Do “puppy dog eyes” make you melt? It turns out that science can explain that emotion we feel when our dogs gaze into our eyes. Read this article
Is your pet on a heartworm preventive? Learn the facts about this dangerous disease — and why your pet needs protection. Read this article.
It may not be a topic you enjoy talking about, but your pet’s poop can reveal a lot about his health. Learn what’s normal and what’s not. Read this Article
Your kitty may be adorable, but does her behavior sometimes drive you up the wall? Learn about the three most common feline behavior problems. Click Here for Article Link.
Fleas and ticks have been around for centuries, serving as a source of discomfort and disease. While experts have learned a lot about these pests — including how to manage them in modern times — some common myths and misconceptions about fleas and ticks still exist in the minds of many pet owners, and they can make your parasite problem worse. Click Here!
Carved into a sandstone cliff on the edge of a bygone river in the Arabian Desert, a hunter draws his bow for the kill. He is accompanied by 13 dogs, each with its own coat markings; two animals have lines running from their necks to the man’s waist. The engravings likely date back more than 8000 years, making them the earliest depictions of dogs, a new study reveals. And those lines are probably leashes, suggesting that humans mastered the art of training and controlling dogs thousands of years earlier than previously thought. Science Mag (11/16)
Researchers trying to draw a bead on one of the deadliest forms of cancer are turning to an old and trusted friend: the family dog. The Jackson Laboratory is among the most recent research institutions to join the race against brain cancer. The Farmington genomics research center is using tumors from dogs to find clues to the disease that killed more than 15,000 people in 2015, according to the National Cancer Institute. Hartford Courant (11/13)
Puppies are transmitting potentially deadly Campylobacter bacteria infections via contaminated poop to the humans who handle them, with 55 people now sickened in an outbreak reaching across 12 states. In the latest update from the U.S. Centers for Disease Control and Prevention, the agency says cases rose from 39 in mid-September to 55 reported by Tuesday. “Evidence suggests that puppies sold through Petland are a likely source of this outbreak,” the CDC said in a news release issued Sept 11. “Petland is cooperating with public health and animal health officials to address this outbreak.” Health Day (10/03)

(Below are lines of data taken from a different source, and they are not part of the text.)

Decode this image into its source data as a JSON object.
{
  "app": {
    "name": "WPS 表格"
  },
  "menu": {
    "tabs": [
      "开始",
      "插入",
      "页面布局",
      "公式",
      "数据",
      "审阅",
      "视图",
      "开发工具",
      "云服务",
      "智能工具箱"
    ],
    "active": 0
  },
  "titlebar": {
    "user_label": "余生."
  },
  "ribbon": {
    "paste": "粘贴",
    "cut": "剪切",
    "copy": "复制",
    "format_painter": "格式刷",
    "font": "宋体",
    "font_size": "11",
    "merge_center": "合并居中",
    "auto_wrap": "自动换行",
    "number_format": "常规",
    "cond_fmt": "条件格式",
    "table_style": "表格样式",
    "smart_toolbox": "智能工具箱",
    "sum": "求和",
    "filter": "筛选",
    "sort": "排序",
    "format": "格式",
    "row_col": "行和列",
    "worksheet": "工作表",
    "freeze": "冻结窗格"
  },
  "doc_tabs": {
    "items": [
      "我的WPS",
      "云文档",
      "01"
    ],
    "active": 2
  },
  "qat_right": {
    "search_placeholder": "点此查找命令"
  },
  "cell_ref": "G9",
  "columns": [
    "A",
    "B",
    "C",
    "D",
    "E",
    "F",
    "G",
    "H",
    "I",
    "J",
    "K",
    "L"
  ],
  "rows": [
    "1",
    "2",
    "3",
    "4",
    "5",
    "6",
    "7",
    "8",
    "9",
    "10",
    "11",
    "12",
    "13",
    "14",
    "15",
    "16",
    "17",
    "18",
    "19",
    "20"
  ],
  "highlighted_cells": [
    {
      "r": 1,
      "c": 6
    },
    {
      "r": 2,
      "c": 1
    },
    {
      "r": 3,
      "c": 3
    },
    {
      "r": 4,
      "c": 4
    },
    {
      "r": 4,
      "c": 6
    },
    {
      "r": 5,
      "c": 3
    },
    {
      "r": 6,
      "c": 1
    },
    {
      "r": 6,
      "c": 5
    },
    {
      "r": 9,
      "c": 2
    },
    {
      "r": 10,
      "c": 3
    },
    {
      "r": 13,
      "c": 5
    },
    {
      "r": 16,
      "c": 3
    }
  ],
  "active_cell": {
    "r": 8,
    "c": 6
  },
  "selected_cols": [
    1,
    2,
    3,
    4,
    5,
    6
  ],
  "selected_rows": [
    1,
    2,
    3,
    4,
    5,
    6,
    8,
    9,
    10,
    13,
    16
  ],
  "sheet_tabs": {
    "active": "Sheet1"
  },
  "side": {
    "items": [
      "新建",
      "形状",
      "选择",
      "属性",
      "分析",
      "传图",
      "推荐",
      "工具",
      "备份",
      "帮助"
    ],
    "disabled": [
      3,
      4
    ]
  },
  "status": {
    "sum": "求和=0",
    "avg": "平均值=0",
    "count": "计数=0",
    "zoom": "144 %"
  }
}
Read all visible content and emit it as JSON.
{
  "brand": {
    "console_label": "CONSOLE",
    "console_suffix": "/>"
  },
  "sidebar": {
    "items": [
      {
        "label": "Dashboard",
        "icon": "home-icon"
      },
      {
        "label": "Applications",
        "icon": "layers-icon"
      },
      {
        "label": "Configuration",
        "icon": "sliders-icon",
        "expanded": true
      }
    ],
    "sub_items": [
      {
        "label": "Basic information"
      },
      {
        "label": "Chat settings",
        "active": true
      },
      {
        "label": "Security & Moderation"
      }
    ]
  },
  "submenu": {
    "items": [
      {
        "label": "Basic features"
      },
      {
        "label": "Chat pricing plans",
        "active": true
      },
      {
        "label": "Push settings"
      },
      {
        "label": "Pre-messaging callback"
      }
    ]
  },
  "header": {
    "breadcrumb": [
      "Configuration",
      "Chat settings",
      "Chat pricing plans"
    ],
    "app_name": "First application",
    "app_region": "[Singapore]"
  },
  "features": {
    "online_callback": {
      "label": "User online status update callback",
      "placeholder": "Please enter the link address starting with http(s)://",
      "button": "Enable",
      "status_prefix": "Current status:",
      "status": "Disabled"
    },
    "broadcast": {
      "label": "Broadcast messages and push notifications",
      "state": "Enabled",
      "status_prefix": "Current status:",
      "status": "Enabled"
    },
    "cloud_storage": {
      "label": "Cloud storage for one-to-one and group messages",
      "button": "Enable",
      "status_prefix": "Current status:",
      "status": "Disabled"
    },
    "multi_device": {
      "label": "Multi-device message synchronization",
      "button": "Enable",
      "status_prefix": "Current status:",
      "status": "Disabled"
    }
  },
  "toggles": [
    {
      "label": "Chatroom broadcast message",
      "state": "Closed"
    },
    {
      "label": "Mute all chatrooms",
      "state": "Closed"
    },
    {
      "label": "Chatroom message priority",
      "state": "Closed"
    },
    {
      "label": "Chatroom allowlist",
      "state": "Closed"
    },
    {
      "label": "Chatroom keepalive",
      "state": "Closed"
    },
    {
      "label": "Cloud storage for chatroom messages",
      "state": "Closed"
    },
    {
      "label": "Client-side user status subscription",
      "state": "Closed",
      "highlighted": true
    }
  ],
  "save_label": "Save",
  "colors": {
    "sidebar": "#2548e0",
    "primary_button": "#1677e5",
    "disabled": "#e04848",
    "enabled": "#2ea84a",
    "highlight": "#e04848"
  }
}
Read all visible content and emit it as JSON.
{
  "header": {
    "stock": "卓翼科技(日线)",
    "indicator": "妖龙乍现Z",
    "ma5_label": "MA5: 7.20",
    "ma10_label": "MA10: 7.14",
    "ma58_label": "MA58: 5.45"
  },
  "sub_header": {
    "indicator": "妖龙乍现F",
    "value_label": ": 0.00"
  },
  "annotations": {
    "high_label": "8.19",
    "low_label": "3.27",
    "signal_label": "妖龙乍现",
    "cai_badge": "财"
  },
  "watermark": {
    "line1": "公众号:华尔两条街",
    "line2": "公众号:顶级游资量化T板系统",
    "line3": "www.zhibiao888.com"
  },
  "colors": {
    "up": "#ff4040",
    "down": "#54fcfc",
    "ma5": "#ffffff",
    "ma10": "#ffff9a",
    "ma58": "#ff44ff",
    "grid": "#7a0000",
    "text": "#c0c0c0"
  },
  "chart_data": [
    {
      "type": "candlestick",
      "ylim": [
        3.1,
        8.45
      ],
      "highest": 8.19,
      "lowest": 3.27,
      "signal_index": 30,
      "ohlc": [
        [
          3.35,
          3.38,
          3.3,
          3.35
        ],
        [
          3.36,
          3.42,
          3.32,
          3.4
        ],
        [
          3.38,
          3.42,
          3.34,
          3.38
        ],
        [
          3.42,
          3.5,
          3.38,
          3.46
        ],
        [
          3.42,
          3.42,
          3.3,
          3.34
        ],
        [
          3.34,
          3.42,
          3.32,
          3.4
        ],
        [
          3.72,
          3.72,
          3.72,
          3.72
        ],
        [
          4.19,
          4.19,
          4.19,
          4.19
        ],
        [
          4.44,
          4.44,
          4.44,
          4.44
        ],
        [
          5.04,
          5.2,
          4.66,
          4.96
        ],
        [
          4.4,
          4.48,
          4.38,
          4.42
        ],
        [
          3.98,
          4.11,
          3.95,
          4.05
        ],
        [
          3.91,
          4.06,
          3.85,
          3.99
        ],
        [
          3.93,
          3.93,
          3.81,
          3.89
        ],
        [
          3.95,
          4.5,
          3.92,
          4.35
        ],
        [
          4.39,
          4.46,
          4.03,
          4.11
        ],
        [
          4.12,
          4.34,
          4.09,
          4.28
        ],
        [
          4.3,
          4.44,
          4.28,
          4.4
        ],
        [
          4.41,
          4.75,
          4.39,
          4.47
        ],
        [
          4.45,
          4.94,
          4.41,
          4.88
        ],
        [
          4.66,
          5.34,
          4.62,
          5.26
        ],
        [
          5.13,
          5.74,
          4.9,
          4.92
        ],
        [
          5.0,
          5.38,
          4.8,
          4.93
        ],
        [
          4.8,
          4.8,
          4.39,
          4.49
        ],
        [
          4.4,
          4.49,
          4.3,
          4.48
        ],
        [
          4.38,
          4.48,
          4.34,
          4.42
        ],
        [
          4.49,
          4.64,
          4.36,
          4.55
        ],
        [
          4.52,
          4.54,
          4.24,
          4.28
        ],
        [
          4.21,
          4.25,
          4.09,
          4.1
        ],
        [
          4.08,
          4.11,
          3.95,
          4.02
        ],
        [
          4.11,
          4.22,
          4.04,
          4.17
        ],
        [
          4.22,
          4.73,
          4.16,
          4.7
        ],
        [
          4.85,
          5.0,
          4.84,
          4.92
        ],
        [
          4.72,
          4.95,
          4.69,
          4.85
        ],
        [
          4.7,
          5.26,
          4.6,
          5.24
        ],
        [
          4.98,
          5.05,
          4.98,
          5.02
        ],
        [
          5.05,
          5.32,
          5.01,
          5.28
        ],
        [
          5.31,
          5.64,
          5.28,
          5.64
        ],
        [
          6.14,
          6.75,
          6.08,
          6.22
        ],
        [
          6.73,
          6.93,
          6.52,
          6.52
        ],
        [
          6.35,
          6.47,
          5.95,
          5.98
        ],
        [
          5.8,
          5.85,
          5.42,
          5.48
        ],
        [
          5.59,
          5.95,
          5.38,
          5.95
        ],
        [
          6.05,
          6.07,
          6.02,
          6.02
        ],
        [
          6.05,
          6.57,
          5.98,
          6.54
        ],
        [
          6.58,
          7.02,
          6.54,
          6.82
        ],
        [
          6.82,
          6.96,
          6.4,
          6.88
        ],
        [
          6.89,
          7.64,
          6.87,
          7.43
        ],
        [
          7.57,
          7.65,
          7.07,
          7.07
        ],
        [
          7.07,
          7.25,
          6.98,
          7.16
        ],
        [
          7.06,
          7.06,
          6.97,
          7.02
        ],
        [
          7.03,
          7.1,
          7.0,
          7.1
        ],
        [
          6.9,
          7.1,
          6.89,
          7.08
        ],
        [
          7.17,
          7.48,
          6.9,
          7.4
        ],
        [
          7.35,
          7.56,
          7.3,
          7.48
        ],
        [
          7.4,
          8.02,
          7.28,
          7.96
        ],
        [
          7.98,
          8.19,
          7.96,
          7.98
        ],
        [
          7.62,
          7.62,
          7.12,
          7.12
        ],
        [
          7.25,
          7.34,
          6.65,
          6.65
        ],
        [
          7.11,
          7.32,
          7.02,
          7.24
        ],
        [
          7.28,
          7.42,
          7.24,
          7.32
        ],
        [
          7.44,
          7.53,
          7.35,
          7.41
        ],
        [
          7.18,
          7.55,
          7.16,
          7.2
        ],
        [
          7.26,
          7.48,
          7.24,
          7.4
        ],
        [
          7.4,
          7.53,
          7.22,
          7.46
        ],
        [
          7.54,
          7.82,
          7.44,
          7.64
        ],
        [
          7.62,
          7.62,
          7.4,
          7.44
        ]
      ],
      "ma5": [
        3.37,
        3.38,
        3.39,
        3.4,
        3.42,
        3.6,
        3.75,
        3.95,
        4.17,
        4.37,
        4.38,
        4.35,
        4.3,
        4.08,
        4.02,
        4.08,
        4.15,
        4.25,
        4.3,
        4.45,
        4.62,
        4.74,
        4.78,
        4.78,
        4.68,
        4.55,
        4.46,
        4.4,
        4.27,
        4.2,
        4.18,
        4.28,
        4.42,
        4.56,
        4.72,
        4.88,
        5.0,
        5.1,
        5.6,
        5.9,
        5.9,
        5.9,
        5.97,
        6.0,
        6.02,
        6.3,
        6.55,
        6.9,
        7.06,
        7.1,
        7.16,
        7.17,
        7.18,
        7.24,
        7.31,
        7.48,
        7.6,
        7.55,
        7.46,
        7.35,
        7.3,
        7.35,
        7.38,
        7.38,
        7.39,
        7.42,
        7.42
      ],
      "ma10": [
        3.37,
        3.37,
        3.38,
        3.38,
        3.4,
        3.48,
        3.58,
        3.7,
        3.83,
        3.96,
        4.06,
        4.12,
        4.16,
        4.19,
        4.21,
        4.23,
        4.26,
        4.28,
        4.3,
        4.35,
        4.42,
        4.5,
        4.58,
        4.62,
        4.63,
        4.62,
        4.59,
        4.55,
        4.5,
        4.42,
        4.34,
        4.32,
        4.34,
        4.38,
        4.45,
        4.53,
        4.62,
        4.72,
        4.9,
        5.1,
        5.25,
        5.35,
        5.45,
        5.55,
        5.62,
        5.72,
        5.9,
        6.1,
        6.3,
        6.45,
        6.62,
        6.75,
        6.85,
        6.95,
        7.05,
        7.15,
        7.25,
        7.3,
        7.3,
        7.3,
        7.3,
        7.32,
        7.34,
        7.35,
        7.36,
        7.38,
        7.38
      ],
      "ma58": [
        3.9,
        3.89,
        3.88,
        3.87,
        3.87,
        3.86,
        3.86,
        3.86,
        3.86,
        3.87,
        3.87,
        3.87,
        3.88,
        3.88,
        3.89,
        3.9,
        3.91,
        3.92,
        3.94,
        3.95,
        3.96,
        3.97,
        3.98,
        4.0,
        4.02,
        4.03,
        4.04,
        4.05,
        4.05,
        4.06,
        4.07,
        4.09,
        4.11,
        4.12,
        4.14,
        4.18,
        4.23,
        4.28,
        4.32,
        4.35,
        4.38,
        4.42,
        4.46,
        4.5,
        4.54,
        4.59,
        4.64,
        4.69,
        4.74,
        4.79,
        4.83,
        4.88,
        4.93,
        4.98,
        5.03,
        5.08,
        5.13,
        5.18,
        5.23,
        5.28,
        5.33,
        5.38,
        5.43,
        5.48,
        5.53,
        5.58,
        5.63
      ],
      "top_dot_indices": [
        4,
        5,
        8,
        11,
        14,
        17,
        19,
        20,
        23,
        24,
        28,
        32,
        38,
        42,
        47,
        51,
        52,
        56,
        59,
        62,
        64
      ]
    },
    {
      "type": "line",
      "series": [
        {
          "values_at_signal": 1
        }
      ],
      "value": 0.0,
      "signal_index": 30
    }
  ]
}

Nationwide Mutual Insurance says its pet insurance business spends more money on head trauma than any other dog-park injury. Average spending on such cases is $591, according to the company. Other dog-park injuries include dog bites or other lacerations, costing an average of $361; insect bites, at $143; and heat stroke or hypothermia, which averages $579 for treatment. The most common dog-park injury among the company’s beneficiaries was soft tissue injury and sprain, with close to 24,000 such cases last year. Bloomberg (5/18)
Take steps to protect postal workers and other unexpected guests from dog bites This week is National Dog Bite Prevention Week, which focuses on educating people about preventing dog bites. Did you know that dog bites of postal workers increased 14% from 2014 to 2015, to a total of 6,549? Postal, delivery and utility workers are at higher risk of dog bites because their jobs require them to enter your dog’s territory. Help protect these workers from dog bites by posting signs so they know you have a dog, and if you know one is coming, put your dog in…